The Narrative of Transcultural Pandemic Memory

In this project, I pinpoint transcultural memory as the essential approach to globally shared experiences, in this case, the pandemic. “Transcultural memory” means connecting local memories with the loci of its transposition and translation, including memories triggered from transnational experiences as well as memories of global context and significance. Specific to pandemic memory, the disruption of routes and routines, the suffering of the disadvantaged and the marginal, and the trauma from loss and fear, accumulate into common memories relatable to people regardless of their origin and residency. In the case of pandemic, transcultural memory binds people in the sense of mutual impact and entangled relations; yet it also widens the gaps, disputes and splits. In this context, my research investigates how narratives of pandemic memory, expose how people recount, represent and interpret their memory with crossings and shared grounds. I propose that the recognition of transcultural memory demonstrates possibilities to reimagine worldmaking amid the post-Covid crises.
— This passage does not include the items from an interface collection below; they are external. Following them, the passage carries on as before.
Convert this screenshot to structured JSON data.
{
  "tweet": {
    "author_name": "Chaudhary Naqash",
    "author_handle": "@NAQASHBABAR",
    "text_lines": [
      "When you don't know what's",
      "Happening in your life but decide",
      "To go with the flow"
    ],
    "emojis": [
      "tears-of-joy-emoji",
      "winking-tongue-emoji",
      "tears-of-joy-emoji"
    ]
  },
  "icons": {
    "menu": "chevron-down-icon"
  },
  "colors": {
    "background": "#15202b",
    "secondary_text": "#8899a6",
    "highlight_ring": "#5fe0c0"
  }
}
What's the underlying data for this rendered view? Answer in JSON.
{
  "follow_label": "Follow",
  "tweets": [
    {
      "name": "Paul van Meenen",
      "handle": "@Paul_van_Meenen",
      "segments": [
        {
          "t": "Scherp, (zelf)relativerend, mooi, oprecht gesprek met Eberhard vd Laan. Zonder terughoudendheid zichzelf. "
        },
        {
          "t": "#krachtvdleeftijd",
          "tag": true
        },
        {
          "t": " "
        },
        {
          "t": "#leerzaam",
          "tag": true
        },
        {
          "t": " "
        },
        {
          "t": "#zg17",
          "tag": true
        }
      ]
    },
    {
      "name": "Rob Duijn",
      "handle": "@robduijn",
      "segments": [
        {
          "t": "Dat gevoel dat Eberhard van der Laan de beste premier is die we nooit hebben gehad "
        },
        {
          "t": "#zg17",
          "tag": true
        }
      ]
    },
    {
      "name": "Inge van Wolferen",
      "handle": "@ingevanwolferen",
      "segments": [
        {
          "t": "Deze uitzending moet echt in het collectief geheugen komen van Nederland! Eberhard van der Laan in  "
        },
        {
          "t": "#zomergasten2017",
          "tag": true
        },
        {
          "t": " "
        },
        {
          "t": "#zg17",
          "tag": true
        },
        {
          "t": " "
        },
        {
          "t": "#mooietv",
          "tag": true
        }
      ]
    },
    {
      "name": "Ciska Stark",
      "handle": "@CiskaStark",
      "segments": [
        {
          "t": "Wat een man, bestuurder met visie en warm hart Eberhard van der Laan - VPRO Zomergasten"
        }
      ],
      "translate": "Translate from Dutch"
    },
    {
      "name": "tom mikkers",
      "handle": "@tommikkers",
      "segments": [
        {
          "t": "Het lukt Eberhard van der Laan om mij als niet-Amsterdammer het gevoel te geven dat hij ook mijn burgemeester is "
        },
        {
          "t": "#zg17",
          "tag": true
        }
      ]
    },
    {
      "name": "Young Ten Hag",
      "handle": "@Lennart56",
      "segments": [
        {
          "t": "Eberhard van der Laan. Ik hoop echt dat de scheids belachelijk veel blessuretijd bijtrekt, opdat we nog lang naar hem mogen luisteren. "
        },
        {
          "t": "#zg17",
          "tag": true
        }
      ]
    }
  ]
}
I argue that the construction of memory does not only reminisce and commemorate casualties but reexamines and envisions choices of worldmaking. Beyond narratives alleged as factual, rational, and realistic, accounts and visuals of memory generate diverse narratives that tap into the depth and complexity of human condition.